WHAT IS REQUIRED> Return the entries below in their exact form, leaving the pictures out.

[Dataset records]
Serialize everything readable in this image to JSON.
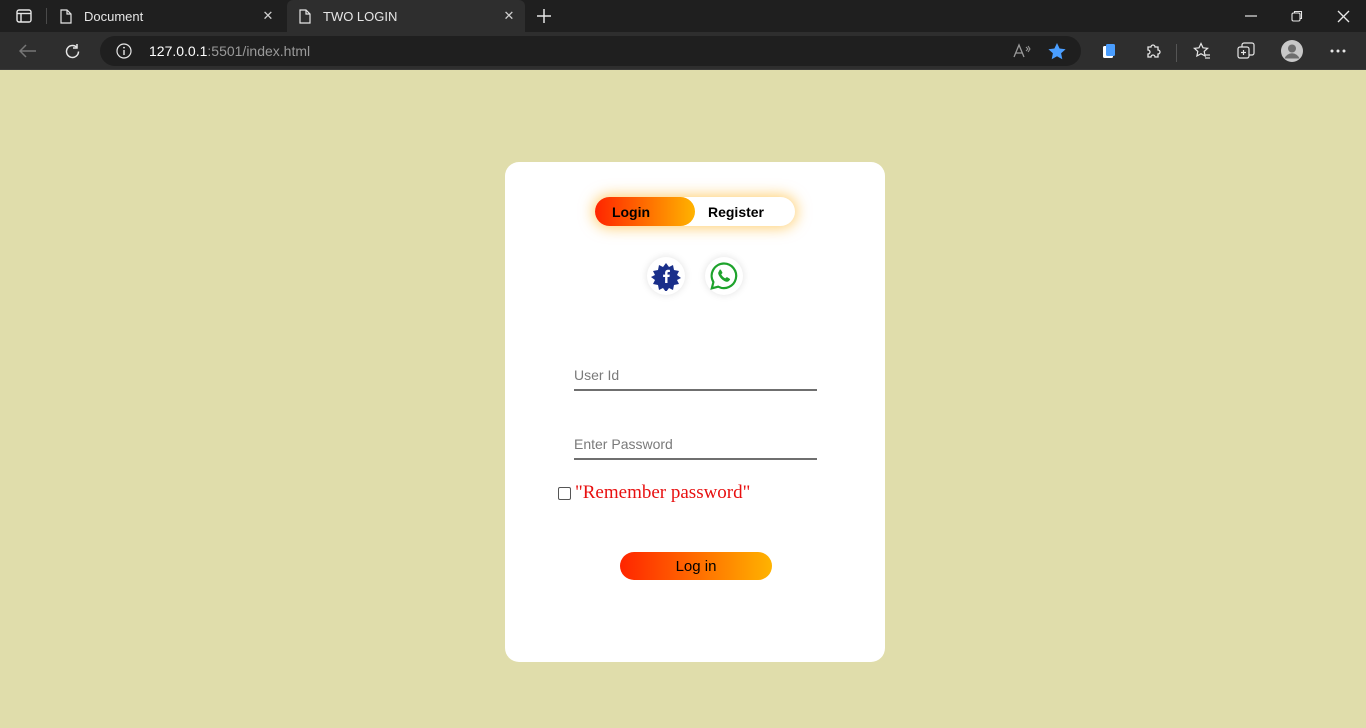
{
  "browser": {
    "tabs": [
      {
        "title": "Document",
        "active": false
      },
      {
        "title": "TWO LOGIN",
        "active": true
      }
    ],
    "address": {
      "host": "127.0.0.1",
      "rest": ":5501/index.html"
    },
    "icons": [
      "tab-actions-icon",
      "document-icon",
      "close-icon",
      "plus-icon",
      "minimize-icon",
      "restore-icon",
      "window-close-icon",
      "back-icon",
      "refresh-icon",
      "info-icon",
      "read-aloud-icon",
      "favorite-star-icon",
      "wallet-icon",
      "extensions-icon",
      "favorites-icon",
      "collections-icon",
      "profile-icon",
      "more-icon"
    ]
  },
  "page": {
    "background": "#e0ddab",
    "toggle": {
      "login_label": "Login",
      "register_label": "Register",
      "active": "login"
    },
    "social": [
      "facebook-icon",
      "whatsapp-icon"
    ],
    "form": {
      "user_placeholder": "User Id",
      "password_placeholder": "Enter Password",
      "remember_label": "\"Remember password\"",
      "remember_checked": false,
      "submit_label": "Log in"
    },
    "colors": {
      "gradient_start": "#ff2500",
      "gradient_end": "#ffb300",
      "remember_text": "#e81010"
    }
  }
}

REPLY TO THE EXERCISE>
Serialize everything readable in this image to JSON.
{
  "browser": {
    "tabs": [
      {
        "title": "Document",
        "active": false
      },
      {
        "title": "TWO LOGIN",
        "active": true
      }
    ],
    "address": {
      "host": "127.0.0.1",
      "rest": ":5501/index.html"
    },
    "icons": [
      "tab-actions-icon",
      "document-icon",
      "close-icon",
      "plus-icon",
      "minimize-icon",
      "restore-icon",
      "window-close-icon",
      "back-icon",
      "refresh-icon",
      "info-icon",
      "read-aloud-icon",
      "favorite-star-icon",
      "wallet-icon",
      "extensions-icon",
      "favorites-icon",
      "collections-icon",
      "profile-icon",
      "more-icon"
    ]
  },
  "page": {
    "background": "#e0ddab",
    "toggle": {
      "login_label": "Login",
      "register_label": "Register",
      "active": "login"
    },
    "social": [
      "facebook-icon",
      "whatsapp-icon"
    ],
    "form": {
      "user_placeholder": "User Id",
      "password_placeholder": "Enter Password",
      "remember_label": "\"Remember password\"",
      "remember_checked": false,
      "submit_label": "Log in"
    },
    "colors": {
      "gradient_start": "#ff2500",
      "gradient_end": "#ffb300",
      "remember_text": "#e81010"
    }
  }
}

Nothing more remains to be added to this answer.